Pick each line containing the word "pointer" out of the data below.

··· AVAILABLE RECORDS ···

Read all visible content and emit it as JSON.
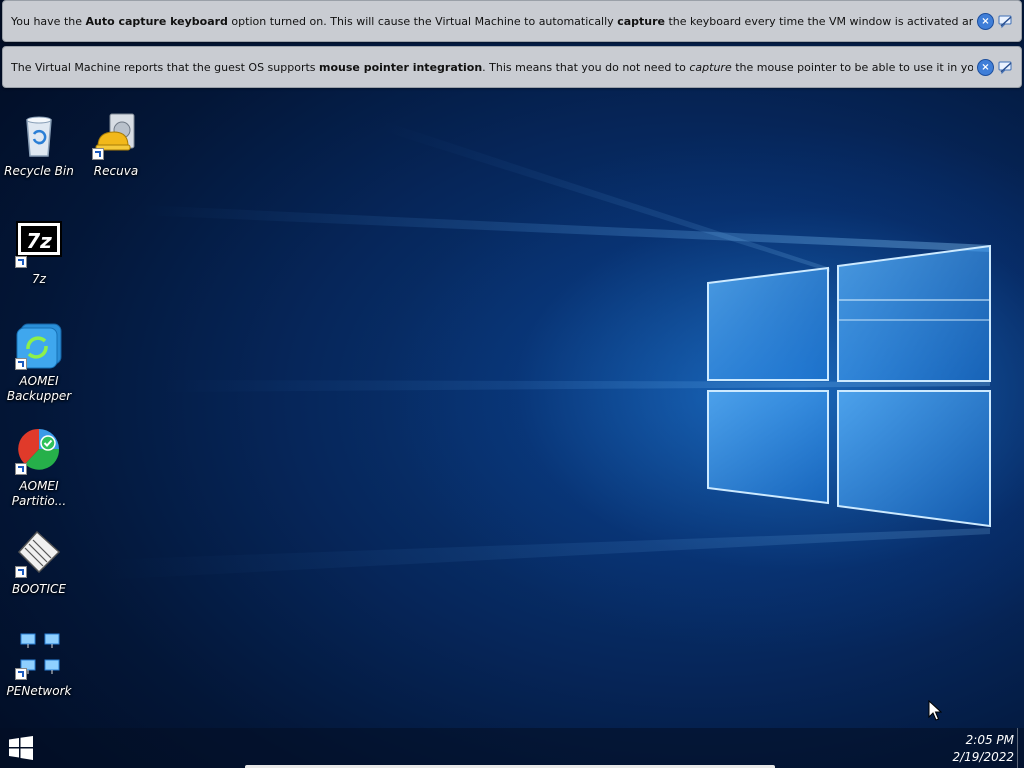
{
  "banners": [
    {
      "parts": [
        {
          "t": "You have the ",
          "s": "n"
        },
        {
          "t": "Auto capture keyboard",
          "s": "b"
        },
        {
          "t": " option turned on. This will cause the Virtual Machine to automatically ",
          "s": "n"
        },
        {
          "t": "capture",
          "s": "b"
        },
        {
          "t": " the keyboard every time the VM window is activated and make it unavailable to",
          "s": "n"
        }
      ],
      "close_icon": "close-icon",
      "hide_icon": "dont-show-again-icon"
    },
    {
      "parts": [
        {
          "t": "The Virtual Machine reports that the guest OS supports ",
          "s": "n"
        },
        {
          "t": "mouse pointer integration",
          "s": "b"
        },
        {
          "t": ". This means that you do not need to ",
          "s": "n"
        },
        {
          "t": "capture",
          "s": "i"
        },
        {
          "t": " the mouse pointer to be able to use it in your guest OS -- all mouse",
          "s": "n"
        }
      ],
      "close_icon": "close-icon",
      "hide_icon": "dont-show-again-icon"
    }
  ],
  "desktop": {
    "icons": [
      {
        "label": "Recycle Bin",
        "icon": "recycle-bin-icon"
      },
      {
        "label": "Recuva",
        "icon": "recuva-icon"
      },
      {
        "label": "7z",
        "icon": "7zip-icon"
      },
      {
        "label": "AOMEI Backupper",
        "icon": "aomei-backupper-icon"
      },
      {
        "label": "AOMEI Partitio...",
        "icon": "aomei-partition-icon"
      },
      {
        "label": "BOOTICE",
        "icon": "bootice-icon"
      },
      {
        "label": "PENetwork",
        "icon": "penetwork-icon"
      }
    ]
  },
  "taskbar": {
    "start_icon": "windows-start-icon",
    "time": "2:05 PM",
    "date": "2/19/2022"
  },
  "colors": {
    "banner_bg": "#c9ccd2",
    "desktop_glow": "#288ceb",
    "desktop_dark": "#031637"
  }
}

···

TASK RESULT ::
          "t": "mouse pointer integration",
          "t": " the mouse pointer to be able to use it in your guest OS -- all mouse",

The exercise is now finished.